Tamarind trees are abundant in Vietnam thanks to their multi-uses. The tree has a large shadow, its wood can be used woodworking, tamarind leaves and tamarind fruit’s pulp are used in cuisine, medicine, and metal polish. In the countryside of Vietnam, pupils usually climb tamarind trees to plug ripe tamarind fruits and eat. The seeds are brought to their mothers so that they use the seeds to cook a very delicious dessert which is called Vietnamese tamarind seed pudding (Chè hạt me). Tamarind and the pudding from its seeds have become beautiful childhood memories of many Vietnamese people.
Vietnamese tamarind seed pudding is a difficult recipe. To make this dessert, hard and plumpy tamarind seeds which have dark brown and shining skins. Tamarind seeds are toasted over low heat until burnt and smelling, cooled down, and peeled. They put the toasted tamarind seeds into a cloth bag, use a pestle to pound the cloth bag until the husks and white kernels are apart. Then use flat bamboo basket which have medium holes to remove the husk. Soak the white kernels in cold water for one day, wash in several changes of water, drain them. Cook tamarind white kernels with water until tender, get them out, wash and drain them. After that, wash glutinous rice and peeled mung beans with water until tender, add palm sugar, coconut milk and bring the mixture to a boil. Add the kernels and stir. All are done.
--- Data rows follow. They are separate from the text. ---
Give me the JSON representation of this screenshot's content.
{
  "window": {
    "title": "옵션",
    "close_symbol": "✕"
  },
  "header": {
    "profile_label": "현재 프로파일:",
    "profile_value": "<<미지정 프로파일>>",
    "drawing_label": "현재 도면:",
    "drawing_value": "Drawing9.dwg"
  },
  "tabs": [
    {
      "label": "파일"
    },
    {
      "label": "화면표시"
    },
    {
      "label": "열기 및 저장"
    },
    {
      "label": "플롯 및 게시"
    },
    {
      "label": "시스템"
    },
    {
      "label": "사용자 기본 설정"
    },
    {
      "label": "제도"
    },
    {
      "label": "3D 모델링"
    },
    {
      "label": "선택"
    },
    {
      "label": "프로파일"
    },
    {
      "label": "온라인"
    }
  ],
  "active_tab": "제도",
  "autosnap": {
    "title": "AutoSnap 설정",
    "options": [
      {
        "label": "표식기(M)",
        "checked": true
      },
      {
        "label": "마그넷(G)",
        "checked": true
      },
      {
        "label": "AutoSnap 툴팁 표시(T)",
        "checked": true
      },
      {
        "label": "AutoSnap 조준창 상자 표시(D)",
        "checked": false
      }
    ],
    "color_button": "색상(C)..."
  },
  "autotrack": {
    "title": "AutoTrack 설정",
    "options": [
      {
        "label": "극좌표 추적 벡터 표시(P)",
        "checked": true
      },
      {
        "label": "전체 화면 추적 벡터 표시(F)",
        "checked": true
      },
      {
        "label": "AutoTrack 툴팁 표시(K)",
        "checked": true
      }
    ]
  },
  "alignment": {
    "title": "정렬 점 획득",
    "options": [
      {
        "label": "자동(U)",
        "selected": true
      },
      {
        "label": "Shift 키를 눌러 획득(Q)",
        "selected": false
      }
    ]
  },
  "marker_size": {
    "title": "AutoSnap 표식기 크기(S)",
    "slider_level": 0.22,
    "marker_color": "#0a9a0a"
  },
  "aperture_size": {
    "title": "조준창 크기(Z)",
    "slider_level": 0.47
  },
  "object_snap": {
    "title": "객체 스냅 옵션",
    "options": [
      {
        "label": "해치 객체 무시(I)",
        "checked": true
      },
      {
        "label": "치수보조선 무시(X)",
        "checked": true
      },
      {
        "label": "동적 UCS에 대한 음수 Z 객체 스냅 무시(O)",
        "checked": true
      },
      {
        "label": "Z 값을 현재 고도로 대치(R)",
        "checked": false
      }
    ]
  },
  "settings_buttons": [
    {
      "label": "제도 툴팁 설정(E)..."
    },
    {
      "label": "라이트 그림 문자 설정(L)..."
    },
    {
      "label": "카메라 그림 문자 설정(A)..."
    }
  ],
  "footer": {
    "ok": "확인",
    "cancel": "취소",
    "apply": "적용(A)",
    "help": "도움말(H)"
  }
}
Vietnamese tamarind seed pudding (Chè hạt me) which has yellow broth and brown kernels looks nice and attractive. White kernels of tamarind seeds turn brown after cooking. Not similar to most of the Vietnamese desserts, this dessert does not include regular sugar but palm sugar which goes well with tamarind’s kernel. The sticky and smelling glutinous rice, the sticky and buttery tamarind white kernels, the greasy and nutty coconut milk blend and melt in your mouth.